We are drenching our countryside in pesticides. Over 16,000 tons of pesticides are applied to UK fields each year, and the total area treated with these chemicals has increased by 63% since 1990. Shockingly, these statistics only cover pesticides used in agriculture – this doesn’t even begin to measure the extent of chemical pesticides widely used in forestry, amenity, urban management, and in our homes.
Are you worried? We are.
There has been an exponential growth in synthetic chemical use over recent decades, as Government policy has incentivised a model of farming based on increasing food production through using high-yielding seed varieties, artificial fertilisers, and pesticides. It is devastating our ecosystems.
The widespread and unnecessary use of pesticides is a key driver behind the catastrophic decline of insect populations. This, in turn, threatens our food security and risks ecological collapse. In the last fifty years, human activities have reduced the numbers of insects dramatically.
Recent evidence suggests that abundance of insects may have fallen by 50% or more since 1970.
Insects are a critical part of all terrestrial and freshwater food webs, providing food for numerous larger animals such as birds, bats, reptiles, amphibians, and fish. They provide important ecosystem services and perform vital roles such as pollinating crops and wildflowers, controlling pests, improving water quality, and recycling nutrients in the soil.

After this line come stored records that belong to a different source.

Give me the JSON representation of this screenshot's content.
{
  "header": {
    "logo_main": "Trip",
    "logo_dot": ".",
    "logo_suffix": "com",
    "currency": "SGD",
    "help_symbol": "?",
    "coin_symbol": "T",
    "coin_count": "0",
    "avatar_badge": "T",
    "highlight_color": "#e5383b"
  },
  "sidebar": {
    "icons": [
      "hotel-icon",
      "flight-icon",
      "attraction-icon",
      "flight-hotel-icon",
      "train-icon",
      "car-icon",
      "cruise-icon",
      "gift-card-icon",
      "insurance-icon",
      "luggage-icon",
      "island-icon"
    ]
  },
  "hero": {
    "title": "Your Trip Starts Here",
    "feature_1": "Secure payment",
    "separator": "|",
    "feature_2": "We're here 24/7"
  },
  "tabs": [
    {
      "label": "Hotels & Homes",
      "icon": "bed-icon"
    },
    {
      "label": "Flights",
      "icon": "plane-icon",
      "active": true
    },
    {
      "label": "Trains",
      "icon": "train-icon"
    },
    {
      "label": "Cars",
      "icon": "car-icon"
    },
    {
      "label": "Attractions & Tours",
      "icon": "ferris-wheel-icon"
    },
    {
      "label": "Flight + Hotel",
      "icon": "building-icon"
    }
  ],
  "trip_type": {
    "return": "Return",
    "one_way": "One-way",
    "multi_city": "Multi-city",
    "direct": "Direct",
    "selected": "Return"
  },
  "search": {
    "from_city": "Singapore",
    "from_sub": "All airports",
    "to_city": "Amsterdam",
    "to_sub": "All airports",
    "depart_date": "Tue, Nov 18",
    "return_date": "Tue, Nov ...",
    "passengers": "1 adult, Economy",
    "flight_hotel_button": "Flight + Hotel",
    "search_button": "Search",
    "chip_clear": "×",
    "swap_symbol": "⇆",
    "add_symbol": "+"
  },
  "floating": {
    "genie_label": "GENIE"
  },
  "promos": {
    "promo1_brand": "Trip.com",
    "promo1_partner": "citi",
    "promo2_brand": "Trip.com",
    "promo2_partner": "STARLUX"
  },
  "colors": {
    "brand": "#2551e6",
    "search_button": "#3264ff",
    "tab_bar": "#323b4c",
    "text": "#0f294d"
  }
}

It is not just insects that are threatened by pesticides. Chemicals in rivers and streams can affect drinking water and devastate aquatic wildlife, and new figures released by the Environment Agency in 2020 revealed that every single waterbody in England is failing chemical standards.